■ **Your instructions**
Look through the records and copy each line with the string "lock" in it.
** Provided records follows **
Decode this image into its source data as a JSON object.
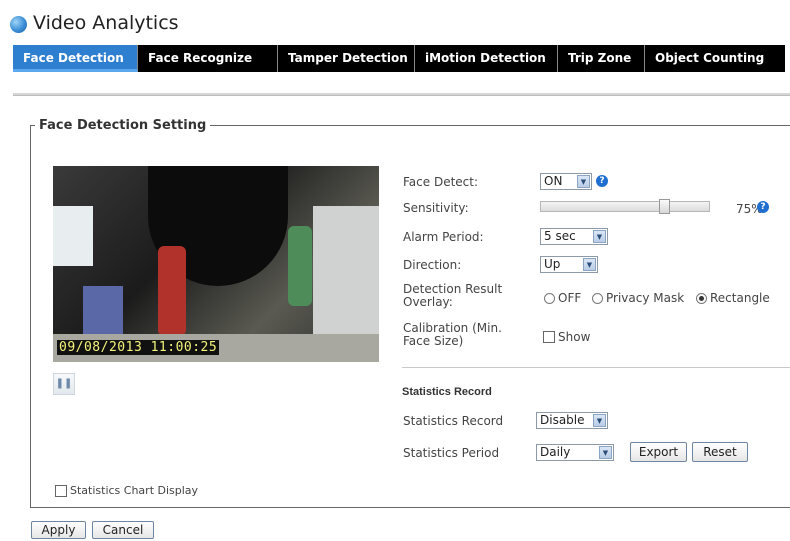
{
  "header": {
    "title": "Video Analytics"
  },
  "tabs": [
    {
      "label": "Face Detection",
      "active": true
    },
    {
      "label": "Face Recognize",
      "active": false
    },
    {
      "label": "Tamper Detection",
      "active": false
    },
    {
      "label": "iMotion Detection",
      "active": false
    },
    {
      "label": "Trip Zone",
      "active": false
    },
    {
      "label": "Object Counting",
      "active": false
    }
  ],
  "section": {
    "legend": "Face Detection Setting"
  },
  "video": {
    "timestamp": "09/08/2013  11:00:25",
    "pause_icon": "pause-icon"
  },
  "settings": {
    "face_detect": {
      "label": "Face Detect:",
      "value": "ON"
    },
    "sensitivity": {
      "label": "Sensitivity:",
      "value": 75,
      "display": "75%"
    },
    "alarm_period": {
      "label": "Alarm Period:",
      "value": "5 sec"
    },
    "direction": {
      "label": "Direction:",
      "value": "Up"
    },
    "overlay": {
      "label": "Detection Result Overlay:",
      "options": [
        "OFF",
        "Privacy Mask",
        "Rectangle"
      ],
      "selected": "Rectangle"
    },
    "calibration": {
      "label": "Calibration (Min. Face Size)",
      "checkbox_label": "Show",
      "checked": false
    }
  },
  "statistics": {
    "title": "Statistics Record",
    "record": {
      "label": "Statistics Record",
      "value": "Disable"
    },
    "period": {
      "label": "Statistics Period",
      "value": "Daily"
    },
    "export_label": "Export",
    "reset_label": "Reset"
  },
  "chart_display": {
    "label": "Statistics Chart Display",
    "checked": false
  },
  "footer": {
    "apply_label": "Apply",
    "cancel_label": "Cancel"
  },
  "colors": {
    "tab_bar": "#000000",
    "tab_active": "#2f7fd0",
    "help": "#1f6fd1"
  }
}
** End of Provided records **
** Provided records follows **
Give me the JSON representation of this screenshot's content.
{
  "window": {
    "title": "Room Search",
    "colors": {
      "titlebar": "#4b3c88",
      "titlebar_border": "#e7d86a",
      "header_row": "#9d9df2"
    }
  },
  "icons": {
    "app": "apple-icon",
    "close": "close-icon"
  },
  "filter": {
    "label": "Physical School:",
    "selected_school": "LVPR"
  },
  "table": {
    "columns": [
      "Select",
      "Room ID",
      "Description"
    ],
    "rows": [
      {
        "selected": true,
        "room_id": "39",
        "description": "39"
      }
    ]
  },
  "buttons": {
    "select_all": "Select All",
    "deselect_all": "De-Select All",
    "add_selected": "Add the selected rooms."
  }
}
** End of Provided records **
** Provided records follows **
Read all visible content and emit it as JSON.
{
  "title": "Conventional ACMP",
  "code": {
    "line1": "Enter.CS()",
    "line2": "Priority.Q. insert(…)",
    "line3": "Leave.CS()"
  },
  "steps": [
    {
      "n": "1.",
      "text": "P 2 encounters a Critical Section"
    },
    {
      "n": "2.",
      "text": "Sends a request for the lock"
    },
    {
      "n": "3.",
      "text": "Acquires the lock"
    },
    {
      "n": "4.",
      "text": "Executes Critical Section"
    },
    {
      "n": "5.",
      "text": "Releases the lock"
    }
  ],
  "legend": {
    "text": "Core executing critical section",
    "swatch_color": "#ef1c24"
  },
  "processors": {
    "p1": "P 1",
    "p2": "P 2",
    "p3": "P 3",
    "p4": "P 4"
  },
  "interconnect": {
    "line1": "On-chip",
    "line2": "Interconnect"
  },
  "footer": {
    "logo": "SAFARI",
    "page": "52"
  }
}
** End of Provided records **
■ **Completed exercise**
      "text": "Sends a request for the lock"
      "text": "Acquires the lock"
      "text": "Releases the lock"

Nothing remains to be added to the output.